Very thought-provoking book that asks the reader to questions some of common industry assumptions.
The author suggests that we overestimate the value of content; successful companies excel not because of the quality and uniqueness of the content they produce, but because the content facilitates connections between customers. However, companies should not rely on best practices that might be beneficial for other organizations, but need to find their own approach and use content to help their customers connect in a way the most beneficial for the company’s objectives.
Interesting: the decline of newspapers may not have been created by the decline in the readership of the content (the circulation revenue did not decline so sharply), but the decline in advertising – which has primarily “connecting” function. As buyers and sellers were better served by online resource, newspapers lost advertisement that always supported the content itself.
Another interesting example: comparison of Tencent and Facebook. Though Tencent has a very effective digital currency, Facebook’s attempt to create a digital currently were unsuccessful. Tencent might have accidentally found an application of digital currency when popular handles started to generate value in real currency. The company makes avatars and other electronic enhancements available in exchange for its digital currency, what keeps generating interest. Facebook’s attempt to create digital currency did not have sufficient context for the product to become popular. As a result, these companies have very different revenue profile.
The book explores music industry from the content perspective in useful and also entertaining form. The change of the musical recording format chart is particularly insightful.
Value of format is also specific for an industry, or, maybe, even a unique product. The popular book 50 Shades of Grey was initially published electronically, and did not reach wide audience in this format. The book’s popularity came after the debut of its print edition.
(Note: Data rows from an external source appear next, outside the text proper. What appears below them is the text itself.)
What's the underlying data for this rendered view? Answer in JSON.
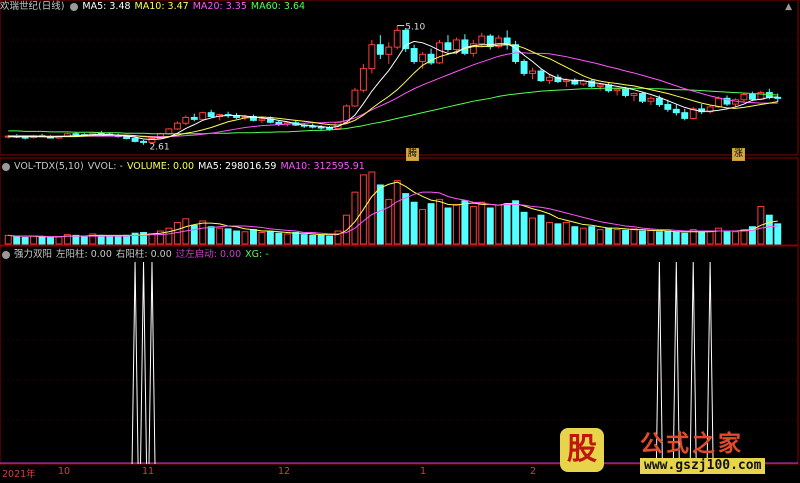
{
  "main_header": {
    "title": "欢瑞世纪(日线)",
    "ma5": "MA5: 3.48",
    "ma10": "MA10: 3.47",
    "ma20": "MA20: 3.35",
    "ma60": "MA60: 3.64"
  },
  "vol_header": {
    "title": "VOL-TDX(5,10)",
    "vvol": "VVOL: -",
    "volume": "VOLUME: 0.00",
    "ma5": "MA5: 298016.59",
    "ma10": "MA10: 312595.91"
  },
  "ind_header": {
    "title": "强力双阳",
    "left": "左阳柱: 0.00",
    "right": "右阳柱: 0.00",
    "guozuo": "过左启动: 0.00",
    "xg": "XG: -"
  },
  "annotations": {
    "high": "5.10",
    "low": "2.61",
    "tag1": "腾",
    "tag2": "涨"
  },
  "date_axis": [
    "2021年",
    "10",
    "11",
    "12",
    "1",
    "2"
  ],
  "logo": {
    "glyph": "股",
    "title": "公式之家",
    "url": "www.gszj100.com"
  },
  "colors": {
    "up": "#ff3c3c",
    "down": "#54ffff",
    "ma5": "#ffffff",
    "ma10": "#ffff55",
    "ma20": "#ff55ff",
    "ma60": "#55ff55",
    "grid": "#8b0000",
    "signal": "#ffffff"
  },
  "chart_data": [
    {
      "type": "candlestick",
      "title": "欢瑞世纪(日线)",
      "ylim": [
        2.5,
        5.3
      ],
      "series_names": [
        "MA5",
        "MA10",
        "MA20",
        "MA60"
      ],
      "ohlc": [
        [
          2.78,
          2.82,
          2.74,
          2.79
        ],
        [
          2.79,
          2.83,
          2.75,
          2.77
        ],
        [
          2.77,
          2.8,
          2.72,
          2.76
        ],
        [
          2.76,
          2.82,
          2.74,
          2.8
        ],
        [
          2.8,
          2.84,
          2.77,
          2.78
        ],
        [
          2.78,
          2.81,
          2.74,
          2.75
        ],
        [
          2.75,
          2.8,
          2.73,
          2.79
        ],
        [
          2.79,
          2.86,
          2.77,
          2.84
        ],
        [
          2.84,
          2.88,
          2.8,
          2.82
        ],
        [
          2.82,
          2.85,
          2.78,
          2.8
        ],
        [
          2.8,
          2.86,
          2.79,
          2.85
        ],
        [
          2.85,
          2.9,
          2.82,
          2.83
        ],
        [
          2.83,
          2.87,
          2.79,
          2.81
        ],
        [
          2.81,
          2.84,
          2.76,
          2.78
        ],
        [
          2.78,
          2.81,
          2.72,
          2.74
        ],
        [
          2.74,
          2.77,
          2.66,
          2.68
        ],
        [
          2.68,
          2.71,
          2.61,
          2.66
        ],
        [
          2.66,
          2.76,
          2.65,
          2.74
        ],
        [
          2.74,
          2.86,
          2.73,
          2.84
        ],
        [
          2.84,
          2.96,
          2.82,
          2.94
        ],
        [
          2.94,
          3.1,
          2.92,
          3.06
        ],
        [
          3.06,
          3.22,
          3.02,
          3.18
        ],
        [
          3.18,
          3.26,
          3.1,
          3.14
        ],
        [
          3.14,
          3.3,
          3.12,
          3.28
        ],
        [
          3.28,
          3.34,
          3.18,
          3.2
        ],
        [
          3.2,
          3.26,
          3.12,
          3.24
        ],
        [
          3.24,
          3.3,
          3.17,
          3.22
        ],
        [
          3.22,
          3.27,
          3.15,
          3.18
        ],
        [
          3.18,
          3.24,
          3.12,
          3.2
        ],
        [
          3.2,
          3.24,
          3.1,
          3.12
        ],
        [
          3.12,
          3.18,
          3.06,
          3.15
        ],
        [
          3.15,
          3.2,
          3.06,
          3.08
        ],
        [
          3.08,
          3.12,
          3.0,
          3.04
        ],
        [
          3.04,
          3.1,
          2.99,
          3.07
        ],
        [
          3.07,
          3.11,
          3.0,
          3.02
        ],
        [
          3.02,
          3.06,
          2.96,
          3.0
        ],
        [
          3.0,
          3.05,
          2.95,
          2.98
        ],
        [
          2.98,
          3.02,
          2.92,
          2.96
        ],
        [
          2.96,
          3.0,
          2.9,
          2.95
        ],
        [
          2.95,
          3.1,
          2.94,
          3.08
        ],
        [
          3.08,
          3.45,
          3.06,
          3.42
        ],
        [
          3.42,
          3.8,
          3.4,
          3.75
        ],
        [
          3.75,
          4.3,
          3.7,
          4.2
        ],
        [
          4.2,
          4.8,
          4.1,
          4.7
        ],
        [
          4.7,
          4.9,
          4.4,
          4.5
        ],
        [
          4.5,
          4.75,
          4.3,
          4.65
        ],
        [
          4.65,
          5.1,
          4.6,
          5.0
        ],
        [
          5.0,
          5.05,
          4.55,
          4.62
        ],
        [
          4.62,
          4.7,
          4.3,
          4.35
        ],
        [
          4.35,
          4.55,
          4.2,
          4.5
        ],
        [
          4.5,
          4.62,
          4.28,
          4.32
        ],
        [
          4.32,
          4.8,
          4.3,
          4.74
        ],
        [
          4.74,
          4.9,
          4.55,
          4.6
        ],
        [
          4.6,
          4.85,
          4.5,
          4.8
        ],
        [
          4.8,
          4.92,
          4.48,
          4.52
        ],
        [
          4.52,
          4.8,
          4.45,
          4.72
        ],
        [
          4.72,
          4.95,
          4.65,
          4.88
        ],
        [
          4.88,
          4.92,
          4.6,
          4.66
        ],
        [
          4.66,
          4.9,
          4.62,
          4.84
        ],
        [
          4.84,
          5.0,
          4.6,
          4.7
        ],
        [
          4.7,
          4.78,
          4.3,
          4.35
        ],
        [
          4.35,
          4.4,
          4.05,
          4.1
        ],
        [
          4.1,
          4.22,
          3.98,
          4.15
        ],
        [
          4.15,
          4.2,
          3.92,
          3.95
        ],
        [
          3.95,
          4.08,
          3.88,
          4.02
        ],
        [
          4.02,
          4.08,
          3.9,
          3.93
        ],
        [
          3.93,
          4.0,
          3.82,
          3.96
        ],
        [
          3.96,
          4.0,
          3.85,
          3.88
        ],
        [
          3.88,
          3.98,
          3.84,
          3.94
        ],
        [
          3.94,
          3.98,
          3.8,
          3.83
        ],
        [
          3.83,
          3.9,
          3.74,
          3.86
        ],
        [
          3.86,
          3.9,
          3.7,
          3.74
        ],
        [
          3.74,
          3.8,
          3.64,
          3.77
        ],
        [
          3.77,
          3.82,
          3.6,
          3.64
        ],
        [
          3.64,
          3.7,
          3.52,
          3.68
        ],
        [
          3.68,
          3.72,
          3.48,
          3.52
        ],
        [
          3.52,
          3.62,
          3.44,
          3.58
        ],
        [
          3.58,
          3.64,
          3.4,
          3.45
        ],
        [
          3.45,
          3.55,
          3.3,
          3.35
        ],
        [
          3.35,
          3.45,
          3.22,
          3.28
        ],
        [
          3.28,
          3.36,
          3.12,
          3.16
        ],
        [
          3.16,
          3.4,
          3.14,
          3.36
        ],
        [
          3.36,
          3.46,
          3.25,
          3.3
        ],
        [
          3.3,
          3.44,
          3.26,
          3.4
        ],
        [
          3.4,
          3.62,
          3.38,
          3.58
        ],
        [
          3.58,
          3.64,
          3.42,
          3.46
        ],
        [
          3.46,
          3.58,
          3.4,
          3.55
        ],
        [
          3.55,
          3.7,
          3.5,
          3.66
        ],
        [
          3.66,
          3.72,
          3.52,
          3.56
        ],
        [
          3.56,
          3.74,
          3.54,
          3.7
        ],
        [
          3.7,
          3.78,
          3.56,
          3.6
        ],
        [
          3.6,
          3.68,
          3.5,
          3.58
        ]
      ],
      "ma5": [
        2.78,
        2.78,
        2.78,
        2.78,
        2.78,
        2.77,
        2.78,
        2.79,
        2.8,
        2.81,
        2.82,
        2.83,
        2.82,
        2.81,
        2.79,
        2.77,
        2.73,
        2.72,
        2.73,
        2.77,
        2.85,
        2.95,
        3.03,
        3.12,
        3.17,
        3.21,
        3.22,
        3.22,
        3.21,
        3.19,
        3.17,
        3.15,
        3.12,
        3.09,
        3.05,
        3.02,
        3.01,
        2.99,
        2.97,
        2.99,
        3.08,
        3.23,
        3.47,
        3.73,
        3.95,
        4.16,
        4.42,
        4.69,
        4.77,
        4.74,
        4.67,
        4.58,
        4.52,
        4.53,
        4.64,
        4.68,
        4.7,
        4.7,
        4.72,
        4.72,
        4.63,
        4.48,
        4.35,
        4.2,
        4.08,
        4.0,
        3.97,
        3.95,
        3.95,
        3.91,
        3.89,
        3.86,
        3.83,
        3.8,
        3.76,
        3.71,
        3.66,
        3.6,
        3.53,
        3.46,
        3.39,
        3.34,
        3.31,
        3.31,
        3.33,
        3.36,
        3.4,
        3.46,
        3.54,
        3.56,
        3.6,
        3.61
      ],
      "ma10": [
        2.78,
        2.78,
        2.78,
        2.78,
        2.78,
        2.78,
        2.78,
        2.78,
        2.78,
        2.79,
        2.8,
        2.8,
        2.81,
        2.81,
        2.81,
        2.8,
        2.78,
        2.77,
        2.76,
        2.78,
        2.81,
        2.85,
        2.88,
        2.92,
        2.97,
        3.03,
        3.09,
        3.13,
        3.17,
        3.18,
        3.19,
        3.18,
        3.16,
        3.14,
        3.12,
        3.1,
        3.08,
        3.05,
        3.03,
        3.02,
        3.05,
        3.12,
        3.23,
        3.37,
        3.5,
        3.62,
        3.76,
        3.93,
        4.11,
        4.27,
        4.37,
        4.45,
        4.5,
        4.56,
        4.62,
        4.66,
        4.66,
        4.67,
        4.69,
        4.7,
        4.69,
        4.63,
        4.55,
        4.47,
        4.41,
        4.32,
        4.23,
        4.14,
        4.05,
        3.98,
        3.94,
        3.91,
        3.89,
        3.86,
        3.84,
        3.8,
        3.76,
        3.72,
        3.68,
        3.63,
        3.58,
        3.53,
        3.48,
        3.44,
        3.41,
        3.38,
        3.37,
        3.39,
        3.42,
        3.45,
        3.48,
        3.51
      ],
      "ma20": [
        2.8,
        2.8,
        2.8,
        2.8,
        2.79,
        2.79,
        2.79,
        2.79,
        2.79,
        2.79,
        2.79,
        2.79,
        2.79,
        2.79,
        2.79,
        2.79,
        2.79,
        2.78,
        2.78,
        2.78,
        2.79,
        2.8,
        2.81,
        2.83,
        2.85,
        2.88,
        2.91,
        2.94,
        2.97,
        2.99,
        3.01,
        3.02,
        3.03,
        3.04,
        3.05,
        3.06,
        3.07,
        3.07,
        3.08,
        3.08,
        3.12,
        3.17,
        3.25,
        3.34,
        3.42,
        3.5,
        3.59,
        3.69,
        3.78,
        3.86,
        3.93,
        4.0,
        4.07,
        4.14,
        4.21,
        4.28,
        4.34,
        4.4,
        4.46,
        4.5,
        4.53,
        4.53,
        4.52,
        4.52,
        4.51,
        4.48,
        4.45,
        4.41,
        4.37,
        4.33,
        4.29,
        4.24,
        4.2,
        4.15,
        4.11,
        4.06,
        4.01,
        3.96,
        3.9,
        3.84,
        3.78,
        3.73,
        3.68,
        3.63,
        3.59,
        3.55,
        3.52,
        3.5,
        3.49,
        3.48,
        3.48,
        3.48
      ],
      "ma60": [
        2.9,
        2.9,
        2.89,
        2.89,
        2.89,
        2.88,
        2.88,
        2.88,
        2.87,
        2.87,
        2.87,
        2.86,
        2.86,
        2.86,
        2.85,
        2.85,
        2.85,
        2.84,
        2.84,
        2.84,
        2.84,
        2.84,
        2.84,
        2.84,
        2.85,
        2.85,
        2.85,
        2.86,
        2.86,
        2.86,
        2.87,
        2.87,
        2.88,
        2.88,
        2.89,
        2.9,
        2.91,
        2.91,
        2.92,
        2.93,
        2.95,
        2.98,
        3.01,
        3.05,
        3.08,
        3.12,
        3.16,
        3.2,
        3.24,
        3.28,
        3.32,
        3.36,
        3.4,
        3.44,
        3.48,
        3.52,
        3.55,
        3.58,
        3.62,
        3.65,
        3.67,
        3.69,
        3.71,
        3.73,
        3.74,
        3.75,
        3.76,
        3.77,
        3.78,
        3.78,
        3.79,
        3.79,
        3.79,
        3.79,
        3.79,
        3.79,
        3.78,
        3.78,
        3.77,
        3.76,
        3.76,
        3.75,
        3.74,
        3.73,
        3.72,
        3.71,
        3.7,
        3.69,
        3.68,
        3.67,
        3.66,
        3.65
      ]
    },
    {
      "type": "bar",
      "title": "VOL-TDX(5,10)",
      "unit_scale": "relative 0-1",
      "volume": [
        0.12,
        0.1,
        0.09,
        0.11,
        0.1,
        0.09,
        0.1,
        0.13,
        0.12,
        0.11,
        0.14,
        0.12,
        0.11,
        0.1,
        0.12,
        0.15,
        0.16,
        0.14,
        0.18,
        0.22,
        0.3,
        0.35,
        0.26,
        0.32,
        0.24,
        0.22,
        0.21,
        0.18,
        0.17,
        0.2,
        0.16,
        0.17,
        0.15,
        0.14,
        0.16,
        0.13,
        0.12,
        0.12,
        0.11,
        0.18,
        0.4,
        0.72,
        0.96,
        1.0,
        0.82,
        0.62,
        0.88,
        0.7,
        0.58,
        0.48,
        0.56,
        0.62,
        0.5,
        0.55,
        0.6,
        0.52,
        0.58,
        0.5,
        0.54,
        0.56,
        0.6,
        0.44,
        0.36,
        0.4,
        0.3,
        0.28,
        0.3,
        0.24,
        0.22,
        0.24,
        0.2,
        0.22,
        0.2,
        0.19,
        0.21,
        0.18,
        0.19,
        0.17,
        0.18,
        0.16,
        0.15,
        0.2,
        0.16,
        0.18,
        0.22,
        0.18,
        0.17,
        0.2,
        0.24,
        0.52,
        0.4,
        0.28
      ],
      "ma5": [
        0.12,
        0.11,
        0.11,
        0.11,
        0.1,
        0.1,
        0.1,
        0.11,
        0.11,
        0.11,
        0.12,
        0.12,
        0.12,
        0.12,
        0.12,
        0.12,
        0.13,
        0.14,
        0.15,
        0.17,
        0.2,
        0.24,
        0.27,
        0.29,
        0.29,
        0.28,
        0.25,
        0.24,
        0.21,
        0.2,
        0.18,
        0.18,
        0.17,
        0.16,
        0.15,
        0.15,
        0.14,
        0.13,
        0.13,
        0.13,
        0.19,
        0.31,
        0.48,
        0.66,
        0.78,
        0.83,
        0.86,
        0.8,
        0.72,
        0.66,
        0.61,
        0.59,
        0.55,
        0.54,
        0.56,
        0.57,
        0.55,
        0.55,
        0.54,
        0.56,
        0.56,
        0.53,
        0.49,
        0.46,
        0.42,
        0.36,
        0.33,
        0.3,
        0.27,
        0.26,
        0.24,
        0.22,
        0.22,
        0.21,
        0.2,
        0.2,
        0.19,
        0.19,
        0.18,
        0.17,
        0.17,
        0.17,
        0.17,
        0.17,
        0.18,
        0.18,
        0.18,
        0.19,
        0.2,
        0.26,
        0.3,
        0.32
      ],
      "ma10": [
        0.12,
        0.11,
        0.11,
        0.11,
        0.11,
        0.1,
        0.1,
        0.11,
        0.11,
        0.11,
        0.11,
        0.11,
        0.11,
        0.11,
        0.11,
        0.12,
        0.12,
        0.13,
        0.13,
        0.14,
        0.16,
        0.18,
        0.2,
        0.22,
        0.23,
        0.24,
        0.25,
        0.25,
        0.25,
        0.24,
        0.23,
        0.21,
        0.2,
        0.19,
        0.18,
        0.16,
        0.16,
        0.15,
        0.14,
        0.14,
        0.16,
        0.22,
        0.32,
        0.41,
        0.46,
        0.51,
        0.59,
        0.64,
        0.69,
        0.72,
        0.72,
        0.71,
        0.66,
        0.63,
        0.61,
        0.58,
        0.57,
        0.55,
        0.54,
        0.55,
        0.55,
        0.54,
        0.52,
        0.51,
        0.49,
        0.46,
        0.43,
        0.4,
        0.37,
        0.34,
        0.31,
        0.29,
        0.27,
        0.25,
        0.24,
        0.22,
        0.21,
        0.2,
        0.2,
        0.19,
        0.18,
        0.18,
        0.18,
        0.18,
        0.18,
        0.18,
        0.18,
        0.18,
        0.19,
        0.22,
        0.24,
        0.25
      ]
    },
    {
      "type": "line",
      "title": "强力双阳",
      "signals_at_index": [
        15,
        16,
        17,
        77,
        79,
        81,
        83
      ],
      "ylim": [
        0,
        1
      ]
    }
  ]
}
Quite interesting – and very successful – approach of The Economist: as the company’s brand have been well-known and functioned as a status brand, the company did not have to hurry to provide any unique content online, and did not need to create any additional free content. The Economist does not credit its success to exceptional quality of content, though it promotes consistency of style. As sufficient number of people would be happy to be seen with The Economist and not actually read it, the promotional efforts of the magazine in US were based on this nuance. Marketing efforts were not concentrated in San Francisco or New York, but in many other less expensive markets where The Economist might have “many potential readers, but not actual ones.” This approach saved marketing dollars and achieved desirable results.
Editorial quality experiment: readers were asked about the editorial quality of the article branded as The Economist, The Huffington Post, or unbranded. The article was accompanied by high quality ads (Jaguar, AMEX), or simple popup ads, or had no ads at all.
- The Economist: editorial quality of the article without ads or with high quality ads was perceived the same; simple popup ads decreased perceived quality of the article
- Huffington Post – no difference in perception of the editorial quality of the article disregarding the presence of the ads or their quality
- Unbranded article – any ads increased perception of the editorial quality (if anybody is advertising… the content must be worth it…)
An example of an advertising approach that must also be considered by companies based on their unique business rather than a general industry “best practice.” Ebay discovered that brand paid search advertisement brought new visitors to their site, who did not quite buy the products. However, the ads were clicked by returning visitors, who would not need an ad, and would click on organic listing anyway. In short term, the paid brand search advertisement’s return was negative for Ebay. Ebay suggested that other brands might have similar results. Google disagreed based on its own research, and recommended each brand to evaluate the benefit of search advertisement for its unique business 🙂
Business strategy itself requires consideration of company’s unique position in the market and “connection” of all strategic elements. If the company is thinking about “Content,” it needs to focus on how the content will help to connect its customers or leverage existing customer connections.